Low impedence DVI-I A/B Switch



Greetings! I'm looking for a low impedence DVI-I A/B Switch. I've tried
a couple that
the local altex had to offer and no dice, these were a powered KVM
(startech) and a mechanical switch from philmore/vanco. It seems that
the impedence of both switches was too high, around 5 ohms across the
powered switch and 3ohms across the mechanical (a little suprising).
Using really short
DVI-I cable we probably need something less than 2 ohms through the
switch (the system can tolerate the loss equivalent to 10m of standard
DVI cable).

Some background. This is a kinda strange application where
we are using an ADlink PCI-PCI Expansion box to trade PCI slots between
an HP Server and a low power single board PC. The cable and hardware
protocol used for the PCI-PCI expansion is dual link DVI-I (4 pairs of
Tx/Rx). I've looked at both the pinouts for the expansion card and the
DVI-I spec and the data conductors are the same for both, as is the
physical cable spec.The signaling type and data transfer speed is
different (can get this info to you if need be) so I'm wary of more
sophisticated KVM switches with amplifiers/software and such. The idea
is that when the vessel is
unmanned and our system is running on batteries, the operator will
power down the main data acquisition system
running on an power-hog HP Server and with the turn of a switch start
up the low power
computer, select instruments and change the flow of data from the HP to
the low power computer . In a perfect world, this switch would have
some sort of relay and look for contact closure. Even something like a
DVI-I Y might work, as we
can set up the logic so that the server and low power computer are
never powered simultaneously, but an off the shelf DVI-I Y does
not/probably should not exist. Anyways. Let me know if you have any
ideas. It's probably going to turn out that operators are going to have
move a cable during abandonment. Thanks!!


Ask a Question

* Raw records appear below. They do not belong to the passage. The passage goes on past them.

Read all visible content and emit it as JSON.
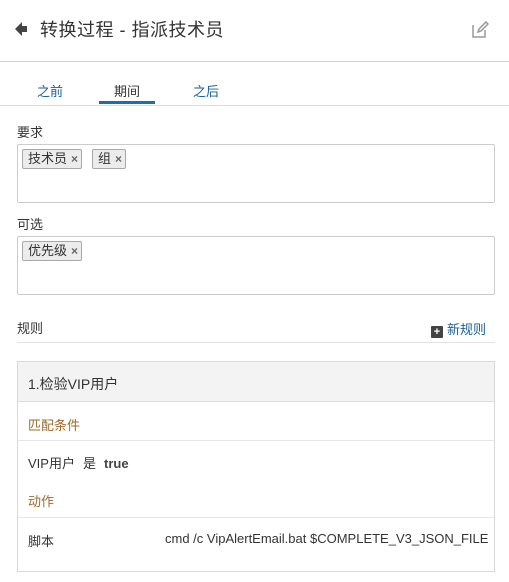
{
  "header": {
    "title": "转换过程 - 指派技术员",
    "back_icon": "arrow-left-icon",
    "edit_icon": "edit-icon"
  },
  "tabs": [
    {
      "label": "之前",
      "active": false
    },
    {
      "label": "期间",
      "active": true
    },
    {
      "label": "之后",
      "active": false
    }
  ],
  "required": {
    "label": "要求",
    "tags": [
      "技术员",
      "组"
    ]
  },
  "optional": {
    "label": "可选",
    "tags": [
      "优先级"
    ]
  },
  "rules": {
    "label": "规则",
    "new_rule_label": "新规则",
    "items": [
      {
        "title": "1.检验VIP用户",
        "conditions_label": "匹配条件",
        "condition": {
          "field": "VIP用户",
          "operator": "是",
          "value": "true"
        },
        "actions_label": "动作",
        "action": {
          "key": "脚本",
          "value": "cmd /c VipAlertEmail.bat $COMPLETE_V3_JSON_FILE"
        }
      }
    ]
  },
  "colors": {
    "accent": "#1a6fae",
    "link": "#1a5e96",
    "section_heading": "#9b6b2b"
  }
}
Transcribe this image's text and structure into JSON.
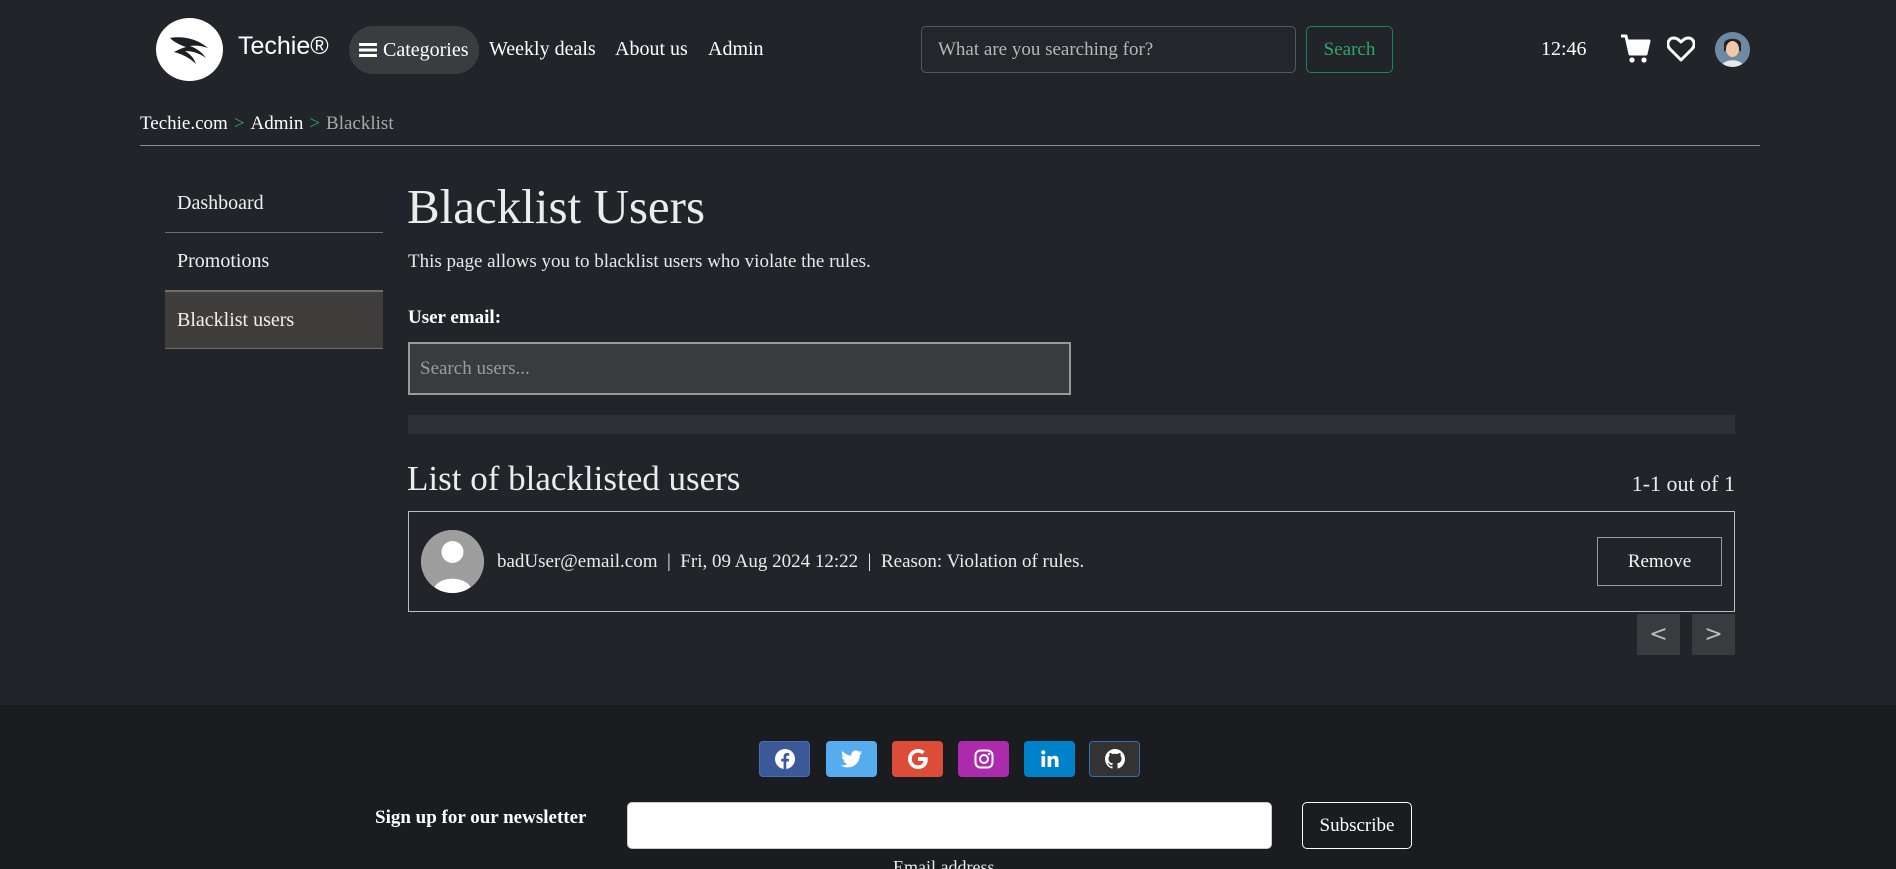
{
  "header": {
    "brand": "Techie®",
    "nav": {
      "categories": "Categories",
      "weekly_deals": "Weekly deals",
      "about": "About us",
      "admin": "Admin"
    },
    "search": {
      "placeholder": "What are you searching for?",
      "button": "Search"
    },
    "clock": "12:46",
    "icons": [
      "cart-icon",
      "heart-icon",
      "profile-avatar"
    ]
  },
  "breadcrumb": {
    "home": "Techie.com",
    "sep1": ">",
    "admin": "Admin",
    "sep2": ">",
    "current": "Blacklist"
  },
  "sidebar": {
    "items": [
      {
        "label": "Dashboard"
      },
      {
        "label": "Promotions"
      },
      {
        "label": "Blacklist users"
      }
    ]
  },
  "main": {
    "title": "Blacklist Users",
    "description": "This page allows you to blacklist users who violate the rules.",
    "email_label": "User email:",
    "search_placeholder": "Search users...",
    "list_title": "List of blacklisted users",
    "count": "1-1 out of 1",
    "entries": [
      {
        "email": "badUser@email.com",
        "date": "Fri, 09 Aug 2024 12:22",
        "reason": "Reason: Violation of rules.",
        "action": "Remove"
      }
    ],
    "pagination": {
      "prev": "<",
      "next": ">"
    }
  },
  "footer": {
    "social": [
      "facebook-icon",
      "twitter-icon",
      "google-icon",
      "instagram-icon",
      "linkedin-icon",
      "github-icon"
    ],
    "colors": {
      "facebook": "#3b5998",
      "twitter": "#55acee",
      "google": "#dd4b39",
      "instagram": "#ac2bac",
      "linkedin": "#0082ca",
      "github": "#333333"
    },
    "newsletter_label": "Sign up for our newsletter",
    "subscribe": "Subscribe",
    "email_caption": "Email address"
  },
  "colors": {
    "background": "#212429",
    "accent_green": "#198754",
    "footer_bg": "#1b1c1f"
  }
}
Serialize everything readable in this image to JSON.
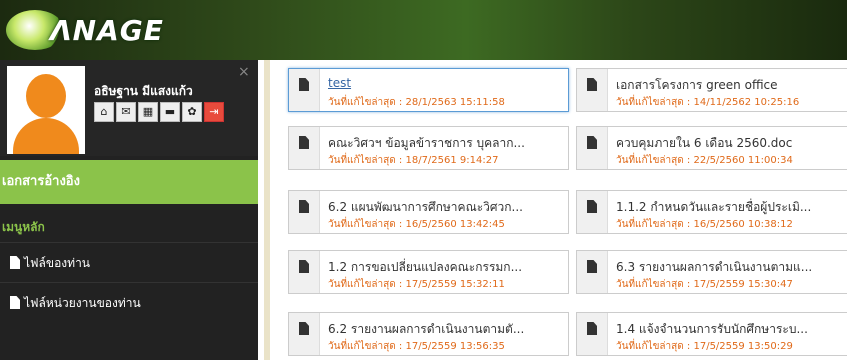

Want to reply to this thread or ask your own question?

You'll need to choose a username for the site, which only take a couple of moments. After that, you can post your question and our members will help you out.

Ask a Question